## Problem requirements:
In the records below, find the lines that include "label" and copy each.

Data records for software interfaces
□ □ □ □ □
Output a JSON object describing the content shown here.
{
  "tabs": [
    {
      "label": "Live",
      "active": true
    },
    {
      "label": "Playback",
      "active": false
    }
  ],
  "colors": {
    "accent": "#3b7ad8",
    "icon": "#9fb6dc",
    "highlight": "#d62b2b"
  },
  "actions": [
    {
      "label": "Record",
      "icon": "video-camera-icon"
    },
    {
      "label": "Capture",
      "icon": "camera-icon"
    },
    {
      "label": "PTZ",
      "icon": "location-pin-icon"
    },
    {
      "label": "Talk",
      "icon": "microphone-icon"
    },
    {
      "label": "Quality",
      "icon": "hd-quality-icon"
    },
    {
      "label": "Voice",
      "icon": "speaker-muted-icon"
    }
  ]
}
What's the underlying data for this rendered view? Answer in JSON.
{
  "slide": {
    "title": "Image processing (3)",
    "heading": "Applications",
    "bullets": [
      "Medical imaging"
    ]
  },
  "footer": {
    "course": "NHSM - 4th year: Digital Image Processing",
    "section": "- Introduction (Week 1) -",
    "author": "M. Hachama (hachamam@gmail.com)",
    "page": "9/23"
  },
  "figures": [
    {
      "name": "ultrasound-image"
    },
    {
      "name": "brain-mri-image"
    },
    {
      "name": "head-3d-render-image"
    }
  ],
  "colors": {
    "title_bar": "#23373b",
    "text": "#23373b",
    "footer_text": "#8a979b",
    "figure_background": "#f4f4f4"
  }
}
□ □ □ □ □
## Completed task:
      "label": "Live",
      "label": "Playback",
      "label": "Record",
      "label": "Capture",
      "label": "PTZ",
      "label": "Talk",
      "label": "Quality",
      "label": "Voice",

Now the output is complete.